Libum hoc modo facito. Casei P. II bene disterat in mortario. Ubi bene distriverit, farinae siligineae libram aut, si voles tenerius esse, selibram similaginis eodem indito permiscetoque cum caseo bene. Ovum unum addito et una permisceto bene. Inde panem facito, folia subdito, in foco caldo sub testu coquito leniter.
Make libum this way: break apart two pounds of cheese well in a mortar. When it is broken apart well, add a pound of wheat flour or, if you want it to be more delicate, half a pound of fine wheat flour and mix it well with the cheese. Add one egg and mix together well. Make it into bread, put leaves underneath, and cook slowly on a hot hearth under an earthenware pot.
The recipe describes using a testa (clay pot) to cook the libum and instructs the reader to place the dough on a bed of leaves before sliding it into the oven. Two issues here: the vast majority of modern homes don’t — I would assume! — have their own foci, the hearths that were the centers of Roman kitchens. This recipe depends on the use of a focus to be made, which, as you can see, proves to be just slightly problematic.
Related to this: I didn’t have an earthenware pot on hand (again, I doubt most people do), and as cooking the libum under this pot is an important step in the recipe, I wasn’t sure what to do. To problem-solve, I took a smallish casserole dish to put the dough in and I used a metal baking sheet as a cover to imitate the Dutch oven-type baking method described in the Latin text.
The second issue involves the use of leaves underneath the libum while baking. Nearly all English translations suggested the leaves in question were bay leaves, picked from the bay laurel tree, a common sight around much of the ancient Mediterranean basin. I had bay leaves, except they were dried. I was afraid that if I used the dried leaves I had in the oven, they would burn, so I decided to omit that step. If you have access to fresh bay leaves, feel free to use them, but here is the recipe I prepared with what I had available:

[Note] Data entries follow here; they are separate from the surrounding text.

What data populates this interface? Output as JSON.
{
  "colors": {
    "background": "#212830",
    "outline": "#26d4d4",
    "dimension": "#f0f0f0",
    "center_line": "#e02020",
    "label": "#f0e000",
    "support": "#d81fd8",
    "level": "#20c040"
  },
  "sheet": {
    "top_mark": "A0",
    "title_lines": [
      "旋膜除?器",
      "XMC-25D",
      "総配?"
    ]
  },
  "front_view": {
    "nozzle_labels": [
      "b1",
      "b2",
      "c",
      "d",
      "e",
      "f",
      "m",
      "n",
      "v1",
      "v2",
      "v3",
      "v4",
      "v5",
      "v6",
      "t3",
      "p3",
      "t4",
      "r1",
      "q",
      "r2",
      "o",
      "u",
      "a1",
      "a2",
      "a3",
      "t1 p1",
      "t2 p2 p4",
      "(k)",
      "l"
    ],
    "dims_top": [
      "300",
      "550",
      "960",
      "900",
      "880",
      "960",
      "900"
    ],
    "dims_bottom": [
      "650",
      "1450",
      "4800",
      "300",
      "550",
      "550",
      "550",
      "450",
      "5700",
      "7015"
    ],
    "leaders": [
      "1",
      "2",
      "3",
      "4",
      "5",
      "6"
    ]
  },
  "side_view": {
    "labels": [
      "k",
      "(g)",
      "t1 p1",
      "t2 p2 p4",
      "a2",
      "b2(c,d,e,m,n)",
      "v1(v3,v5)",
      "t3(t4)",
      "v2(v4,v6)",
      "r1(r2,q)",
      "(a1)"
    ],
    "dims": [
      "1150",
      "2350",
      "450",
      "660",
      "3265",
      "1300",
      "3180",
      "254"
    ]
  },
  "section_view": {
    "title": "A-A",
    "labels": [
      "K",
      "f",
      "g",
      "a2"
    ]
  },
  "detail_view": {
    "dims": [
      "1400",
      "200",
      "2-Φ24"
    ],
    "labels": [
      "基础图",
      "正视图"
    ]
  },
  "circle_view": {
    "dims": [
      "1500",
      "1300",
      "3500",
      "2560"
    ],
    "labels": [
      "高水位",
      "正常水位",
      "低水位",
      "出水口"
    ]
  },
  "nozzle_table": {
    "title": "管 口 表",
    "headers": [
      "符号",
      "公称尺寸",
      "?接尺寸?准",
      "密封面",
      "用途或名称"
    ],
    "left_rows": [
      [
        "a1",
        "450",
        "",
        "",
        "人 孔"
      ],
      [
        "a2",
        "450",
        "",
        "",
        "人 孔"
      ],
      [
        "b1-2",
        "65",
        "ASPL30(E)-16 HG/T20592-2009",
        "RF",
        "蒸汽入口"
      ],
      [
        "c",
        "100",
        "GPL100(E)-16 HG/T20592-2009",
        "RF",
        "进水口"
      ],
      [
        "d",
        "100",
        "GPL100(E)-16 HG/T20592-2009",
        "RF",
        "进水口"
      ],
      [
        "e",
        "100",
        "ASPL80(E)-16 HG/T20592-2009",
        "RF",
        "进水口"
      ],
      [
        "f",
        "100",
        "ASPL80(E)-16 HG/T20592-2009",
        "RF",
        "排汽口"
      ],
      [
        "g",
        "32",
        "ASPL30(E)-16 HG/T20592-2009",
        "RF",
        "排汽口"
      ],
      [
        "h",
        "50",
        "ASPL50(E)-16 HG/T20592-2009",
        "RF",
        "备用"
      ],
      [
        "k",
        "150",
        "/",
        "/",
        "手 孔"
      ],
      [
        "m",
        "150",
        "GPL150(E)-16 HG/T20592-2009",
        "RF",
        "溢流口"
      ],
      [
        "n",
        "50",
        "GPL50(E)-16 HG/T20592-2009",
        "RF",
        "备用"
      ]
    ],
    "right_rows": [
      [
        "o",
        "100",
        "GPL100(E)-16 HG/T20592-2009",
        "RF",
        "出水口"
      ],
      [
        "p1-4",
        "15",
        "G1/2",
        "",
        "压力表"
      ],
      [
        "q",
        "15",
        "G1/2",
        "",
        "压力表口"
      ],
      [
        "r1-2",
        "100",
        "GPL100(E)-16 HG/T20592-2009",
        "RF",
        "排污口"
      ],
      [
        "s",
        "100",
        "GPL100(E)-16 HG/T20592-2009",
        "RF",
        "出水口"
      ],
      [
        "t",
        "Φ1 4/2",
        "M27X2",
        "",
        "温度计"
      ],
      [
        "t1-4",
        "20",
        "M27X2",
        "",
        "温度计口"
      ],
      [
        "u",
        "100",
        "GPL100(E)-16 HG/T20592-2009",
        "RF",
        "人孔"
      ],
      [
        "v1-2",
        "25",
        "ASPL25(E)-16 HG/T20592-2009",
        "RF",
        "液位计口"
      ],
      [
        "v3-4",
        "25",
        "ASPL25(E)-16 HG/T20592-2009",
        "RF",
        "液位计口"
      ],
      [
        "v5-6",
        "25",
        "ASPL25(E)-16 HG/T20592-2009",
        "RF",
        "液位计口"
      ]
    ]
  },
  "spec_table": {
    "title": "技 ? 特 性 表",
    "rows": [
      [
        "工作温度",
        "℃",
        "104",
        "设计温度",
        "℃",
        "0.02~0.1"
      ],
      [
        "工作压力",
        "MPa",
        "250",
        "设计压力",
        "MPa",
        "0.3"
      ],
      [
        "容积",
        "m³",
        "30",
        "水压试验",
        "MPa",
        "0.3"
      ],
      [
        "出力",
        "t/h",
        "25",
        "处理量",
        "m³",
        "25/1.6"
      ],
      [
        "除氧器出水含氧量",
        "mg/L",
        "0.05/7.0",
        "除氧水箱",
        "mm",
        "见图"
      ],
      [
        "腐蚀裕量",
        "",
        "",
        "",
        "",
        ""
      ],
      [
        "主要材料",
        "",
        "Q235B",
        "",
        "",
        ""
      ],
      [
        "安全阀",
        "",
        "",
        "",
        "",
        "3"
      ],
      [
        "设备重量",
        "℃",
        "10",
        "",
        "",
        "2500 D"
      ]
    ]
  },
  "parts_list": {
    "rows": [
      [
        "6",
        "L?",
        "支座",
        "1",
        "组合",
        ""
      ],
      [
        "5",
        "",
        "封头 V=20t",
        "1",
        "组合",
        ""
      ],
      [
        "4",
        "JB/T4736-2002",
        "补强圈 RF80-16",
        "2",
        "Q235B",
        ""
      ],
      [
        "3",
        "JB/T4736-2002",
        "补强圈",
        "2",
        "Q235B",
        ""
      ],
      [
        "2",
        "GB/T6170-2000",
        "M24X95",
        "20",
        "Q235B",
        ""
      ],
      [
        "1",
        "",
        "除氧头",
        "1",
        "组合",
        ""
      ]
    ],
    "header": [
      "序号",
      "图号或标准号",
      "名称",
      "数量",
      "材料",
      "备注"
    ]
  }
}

1 cup of flour, plus a bit more for shaping
1 cup of ricotta cheese
¼ cup of honey (more if you like)
Preheat the oven to 350°F. Beat the egg in a small bowl. Add the flour, cheese, and beaten egg to a separate, larger bowl and mix together well. Once the dough has been formed, shape into a round cake, using a bit of flour if necessary. Score the top of the cake, if you wish (I was inspired by a photo of a preserved loaf of 2,000-year-old bread — see below). Brush the cake with a little oil and place into a lightly greased dish of your choice. Cover and put it in the oven. Leave to bake for an hour, periodically checking for color. Take the dish out of the oven and uncover; the libum should be light brown, not white, so cook longer if necessary. Place the cake on a cooling rack and let sit for about 10 minutes. Set on a plate and pour over honey, then serve.
Photos of the ingredients, the dough, the sliced libum, and a carbonized loaf of panis quadratus found in an oven in Herculaneum.
The history of the libum I gave above would seem to imply that since these cakes were normally given as offering and not eaten, they wouldn’t probably taste good. However, this dish is excellent and was probably eaten on the street by commoners going to work in addition to being used as a symbolic offering.
For anyone expecting a modern cheesecake (I did a little, myself), this, unfortunately, is not it! Extremely dense, this libum is a far cry from the soft, sweetened desserts we know of now — I’d call this recipe more of a cake with cheese than a true cheesecake. The cake itself didn’t have too much flavor, which I could probably tell you just based on the few ingredients. I still enjoyed it, drenched in honey, and I can see how libum could satisfy even the most divine palates!